Data records for software interfaces:
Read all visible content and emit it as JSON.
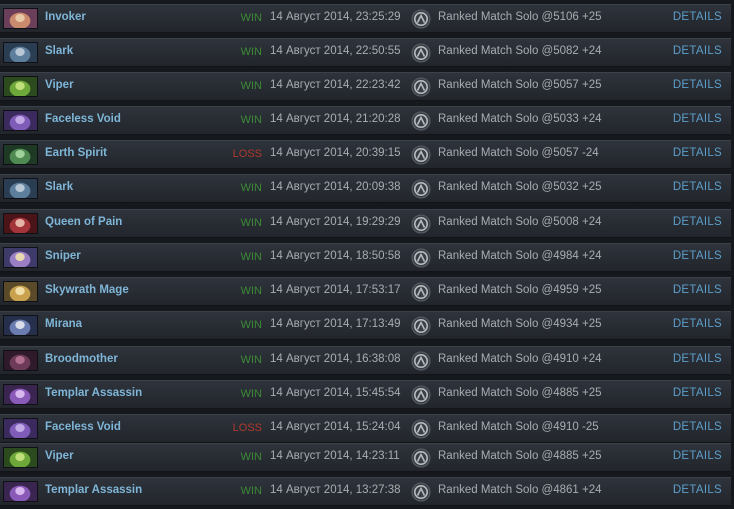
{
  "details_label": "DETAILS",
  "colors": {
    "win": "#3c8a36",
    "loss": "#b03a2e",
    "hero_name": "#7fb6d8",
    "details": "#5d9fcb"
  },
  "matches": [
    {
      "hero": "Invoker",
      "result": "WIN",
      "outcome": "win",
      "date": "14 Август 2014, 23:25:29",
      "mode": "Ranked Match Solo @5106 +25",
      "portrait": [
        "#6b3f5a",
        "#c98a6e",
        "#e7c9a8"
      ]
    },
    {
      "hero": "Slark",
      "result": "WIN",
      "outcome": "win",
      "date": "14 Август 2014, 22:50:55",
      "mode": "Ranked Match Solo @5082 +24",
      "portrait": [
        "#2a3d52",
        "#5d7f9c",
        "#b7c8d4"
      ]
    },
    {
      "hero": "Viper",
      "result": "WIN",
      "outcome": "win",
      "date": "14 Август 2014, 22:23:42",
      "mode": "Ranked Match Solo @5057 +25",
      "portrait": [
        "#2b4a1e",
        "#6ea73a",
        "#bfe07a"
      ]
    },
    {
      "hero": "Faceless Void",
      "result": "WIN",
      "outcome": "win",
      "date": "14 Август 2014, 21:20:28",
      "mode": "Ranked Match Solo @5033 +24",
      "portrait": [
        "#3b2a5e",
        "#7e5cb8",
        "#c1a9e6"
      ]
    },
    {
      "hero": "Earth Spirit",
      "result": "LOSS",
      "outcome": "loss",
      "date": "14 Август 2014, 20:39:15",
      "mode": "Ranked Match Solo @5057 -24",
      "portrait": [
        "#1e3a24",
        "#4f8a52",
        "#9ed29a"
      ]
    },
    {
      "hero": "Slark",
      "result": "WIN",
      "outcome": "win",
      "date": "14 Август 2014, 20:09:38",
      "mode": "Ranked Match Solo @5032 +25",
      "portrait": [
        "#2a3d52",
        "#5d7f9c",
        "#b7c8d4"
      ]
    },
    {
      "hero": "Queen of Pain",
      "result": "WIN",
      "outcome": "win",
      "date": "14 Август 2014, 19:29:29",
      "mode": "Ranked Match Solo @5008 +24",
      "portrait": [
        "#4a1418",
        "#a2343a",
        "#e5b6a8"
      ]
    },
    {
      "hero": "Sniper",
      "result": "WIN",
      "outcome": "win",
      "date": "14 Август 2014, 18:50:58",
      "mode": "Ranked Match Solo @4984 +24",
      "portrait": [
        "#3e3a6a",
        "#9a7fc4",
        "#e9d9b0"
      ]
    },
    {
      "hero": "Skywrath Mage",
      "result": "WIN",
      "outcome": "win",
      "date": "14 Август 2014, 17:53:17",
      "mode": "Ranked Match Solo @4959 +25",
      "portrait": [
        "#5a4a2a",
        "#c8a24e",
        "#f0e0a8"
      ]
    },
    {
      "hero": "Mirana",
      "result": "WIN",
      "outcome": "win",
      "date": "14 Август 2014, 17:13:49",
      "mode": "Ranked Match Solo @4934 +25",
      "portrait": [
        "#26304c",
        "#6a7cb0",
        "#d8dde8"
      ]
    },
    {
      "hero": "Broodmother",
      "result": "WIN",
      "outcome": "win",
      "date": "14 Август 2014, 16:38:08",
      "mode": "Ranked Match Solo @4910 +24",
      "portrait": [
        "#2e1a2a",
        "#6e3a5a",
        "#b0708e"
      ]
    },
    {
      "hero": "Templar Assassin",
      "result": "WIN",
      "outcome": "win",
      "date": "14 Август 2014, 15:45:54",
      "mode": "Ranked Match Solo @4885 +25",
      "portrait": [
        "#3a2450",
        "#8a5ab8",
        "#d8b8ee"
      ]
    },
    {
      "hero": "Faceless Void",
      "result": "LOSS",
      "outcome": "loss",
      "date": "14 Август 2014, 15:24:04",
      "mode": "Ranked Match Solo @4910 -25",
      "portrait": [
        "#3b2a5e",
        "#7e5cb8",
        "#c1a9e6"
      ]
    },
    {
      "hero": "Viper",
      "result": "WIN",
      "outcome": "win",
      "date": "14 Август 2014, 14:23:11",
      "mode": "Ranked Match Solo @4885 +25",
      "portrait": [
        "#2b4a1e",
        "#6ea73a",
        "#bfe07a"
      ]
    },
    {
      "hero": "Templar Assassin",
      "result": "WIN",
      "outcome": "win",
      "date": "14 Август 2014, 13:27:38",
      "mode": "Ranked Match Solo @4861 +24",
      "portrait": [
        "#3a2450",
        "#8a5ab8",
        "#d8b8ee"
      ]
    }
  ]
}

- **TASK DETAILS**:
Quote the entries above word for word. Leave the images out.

- **YOUR SOLUTION**:
Read all visible content and emit it as JSON.
{
  "details_label": "DETAILS",
  "colors": {
    "win": "#3c8a36",
    "loss": "#b03a2e",
    "hero_name": "#7fb6d8",
    "details": "#5d9fcb"
  },
  "matches": [
    {
      "hero": "Invoker",
      "result": "WIN",
      "outcome": "win",
      "date": "14 Август 2014, 23:25:29",
      "mode": "Ranked Match Solo @5106 +25",
      "portrait": [
        "#6b3f5a",
        "#c98a6e",
        "#e7c9a8"
      ]
    },
    {
      "hero": "Slark",
      "result": "WIN",
      "outcome": "win",
      "date": "14 Август 2014, 22:50:55",
      "mode": "Ranked Match Solo @5082 +24",
      "portrait": [
        "#2a3d52",
        "#5d7f9c",
        "#b7c8d4"
      ]
    },
    {
      "hero": "Viper",
      "result": "WIN",
      "outcome": "win",
      "date": "14 Август 2014, 22:23:42",
      "mode": "Ranked Match Solo @5057 +25",
      "portrait": [
        "#2b4a1e",
        "#6ea73a",
        "#bfe07a"
      ]
    },
    {
      "hero": "Faceless Void",
      "result": "WIN",
      "outcome": "win",
      "date": "14 Август 2014, 21:20:28",
      "mode": "Ranked Match Solo @5033 +24",
      "portrait": [
        "#3b2a5e",
        "#7e5cb8",
        "#c1a9e6"
      ]
    },
    {
      "hero": "Earth Spirit",
      "result": "LOSS",
      "outcome": "loss",
      "date": "14 Август 2014, 20:39:15",
      "mode": "Ranked Match Solo @5057 -24",
      "portrait": [
        "#1e3a24",
        "#4f8a52",
        "#9ed29a"
      ]
    },
    {
      "hero": "Slark",
      "result": "WIN",
      "outcome": "win",
      "date": "14 Август 2014, 20:09:38",
      "mode": "Ranked Match Solo @5032 +25",
      "portrait": [
        "#2a3d52",
        "#5d7f9c",
        "#b7c8d4"
      ]
    },
    {
      "hero": "Queen of Pain",
      "result": "WIN",
      "outcome": "win",
      "date": "14 Август 2014, 19:29:29",
      "mode": "Ranked Match Solo @5008 +24",
      "portrait": [
        "#4a1418",
        "#a2343a",
        "#e5b6a8"
      ]
    },
    {
      "hero": "Sniper",
      "result": "WIN",
      "outcome": "win",
      "date": "14 Август 2014, 18:50:58",
      "mode": "Ranked Match Solo @4984 +24",
      "portrait": [
        "#3e3a6a",
        "#9a7fc4",
        "#e9d9b0"
      ]
    },
    {
      "hero": "Skywrath Mage",
      "result": "WIN",
      "outcome": "win",
      "date": "14 Август 2014, 17:53:17",
      "mode": "Ranked Match Solo @4959 +25",
      "portrait": [
        "#5a4a2a",
        "#c8a24e",
        "#f0e0a8"
      ]
    },
    {
      "hero": "Mirana",
      "result": "WIN",
      "outcome": "win",
      "date": "14 Август 2014, 17:13:49",
      "mode": "Ranked Match Solo @4934 +25",
      "portrait": [
        "#26304c",
        "#6a7cb0",
        "#d8dde8"
      ]
    },
    {
      "hero": "Broodmother",
      "result": "WIN",
      "outcome": "win",
      "date": "14 Август 2014, 16:38:08",
      "mode": "Ranked Match Solo @4910 +24",
      "portrait": [
        "#2e1a2a",
        "#6e3a5a",
        "#b0708e"
      ]
    },
    {
      "hero": "Templar Assassin",
      "result": "WIN",
      "outcome": "win",
      "date": "14 Август 2014, 15:45:54",
      "mode": "Ranked Match Solo @4885 +25",
      "portrait": [
        "#3a2450",
        "#8a5ab8",
        "#d8b8ee"
      ]
    },
    {
      "hero": "Faceless Void",
      "result": "LOSS",
      "outcome": "loss",
      "date": "14 Август 2014, 15:24:04",
      "mode": "Ranked Match Solo @4910 -25",
      "portrait": [
        "#3b2a5e",
        "#7e5cb8",
        "#c1a9e6"
      ]
    },
    {
      "hero": "Viper",
      "result": "WIN",
      "outcome": "win",
      "date": "14 Август 2014, 14:23:11",
      "mode": "Ranked Match Solo @4885 +25",
      "portrait": [
        "#2b4a1e",
        "#6ea73a",
        "#bfe07a"
      ]
    },
    {
      "hero": "Templar Assassin",
      "result": "WIN",
      "outcome": "win",
      "date": "14 Август 2014, 13:27:38",
      "mode": "Ranked Match Solo @4861 +24",
      "portrait": [
        "#3a2450",
        "#8a5ab8",
        "#d8b8ee"
      ]
    }
  ]
}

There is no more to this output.